[Directions for this task] Could you return the whole listing, character for character?

[Available records]
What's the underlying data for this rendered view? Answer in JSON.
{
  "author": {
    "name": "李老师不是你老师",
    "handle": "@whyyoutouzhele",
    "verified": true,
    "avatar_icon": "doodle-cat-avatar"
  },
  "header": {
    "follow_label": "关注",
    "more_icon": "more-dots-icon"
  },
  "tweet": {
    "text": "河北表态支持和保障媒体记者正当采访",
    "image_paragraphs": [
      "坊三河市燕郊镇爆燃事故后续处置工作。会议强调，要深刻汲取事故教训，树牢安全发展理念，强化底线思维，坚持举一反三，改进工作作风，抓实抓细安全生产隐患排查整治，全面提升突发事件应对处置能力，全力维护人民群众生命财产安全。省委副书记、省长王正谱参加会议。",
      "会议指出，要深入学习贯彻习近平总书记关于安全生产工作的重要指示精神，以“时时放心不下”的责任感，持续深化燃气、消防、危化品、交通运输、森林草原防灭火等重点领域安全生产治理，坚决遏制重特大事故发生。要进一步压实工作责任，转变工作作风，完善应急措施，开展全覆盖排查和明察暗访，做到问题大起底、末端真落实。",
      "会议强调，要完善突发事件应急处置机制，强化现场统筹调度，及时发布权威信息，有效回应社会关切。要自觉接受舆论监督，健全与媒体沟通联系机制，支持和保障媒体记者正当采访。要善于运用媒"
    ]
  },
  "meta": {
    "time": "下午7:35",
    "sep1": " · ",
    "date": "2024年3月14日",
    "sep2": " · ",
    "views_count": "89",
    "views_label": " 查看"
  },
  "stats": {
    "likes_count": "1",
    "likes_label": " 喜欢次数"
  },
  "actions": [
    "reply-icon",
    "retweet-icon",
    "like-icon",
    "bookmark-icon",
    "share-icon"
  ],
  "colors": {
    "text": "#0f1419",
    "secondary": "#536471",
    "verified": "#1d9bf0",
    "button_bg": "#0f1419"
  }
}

[Answer for the task]
What's the underlying data for this rendered view? Answer in JSON.
{
  "author": {
    "name": "李老师不是你老师",
    "handle": "@whyyoutouzhele",
    "verified": true,
    "avatar_icon": "doodle-cat-avatar"
  },
  "header": {
    "follow_label": "关注",
    "more_icon": "more-dots-icon"
  },
  "tweet": {
    "text": "河北表态支持和保障媒体记者正当采访",
    "image_paragraphs": [
      "坊三河市燕郊镇爆燃事故后续处置工作。会议强调，要深刻汲取事故教训，树牢安全发展理念，强化底线思维，坚持举一反三，改进工作作风，抓实抓细安全生产隐患排查整治，全面提升突发事件应对处置能力，全力维护人民群众生命财产安全。省委副书记、省长王正谱参加会议。",
      "会议指出，要深入学习贯彻习近平总书记关于安全生产工作的重要指示精神，以“时时放心不下”的责任感，持续深化燃气、消防、危化品、交通运输、森林草原防灭火等重点领域安全生产治理，坚决遏制重特大事故发生。要进一步压实工作责任，转变工作作风，完善应急措施，开展全覆盖排查和明察暗访，做到问题大起底、末端真落实。",
      "会议强调，要完善突发事件应急处置机制，强化现场统筹调度，及时发布权威信息，有效回应社会关切。要自觉接受舆论监督，健全与媒体沟通联系机制，支持和保障媒体记者正当采访。要善于运用媒"
    ]
  },
  "meta": {
    "time": "下午7:35",
    "sep1": " · ",
    "date": "2024年3月14日",
    "sep2": " · ",
    "views_count": "89",
    "views_label": " 查看"
  },
  "stats": {
    "likes_count": "1",
    "likes_label": " 喜欢次数"
  },
  "actions": [
    "reply-icon",
    "retweet-icon",
    "like-icon",
    "bookmark-icon",
    "share-icon"
  ],
  "colors": {
    "text": "#0f1419",
    "secondary": "#536471",
    "verified": "#1d9bf0",
    "button_bg": "#0f1419"
  }
}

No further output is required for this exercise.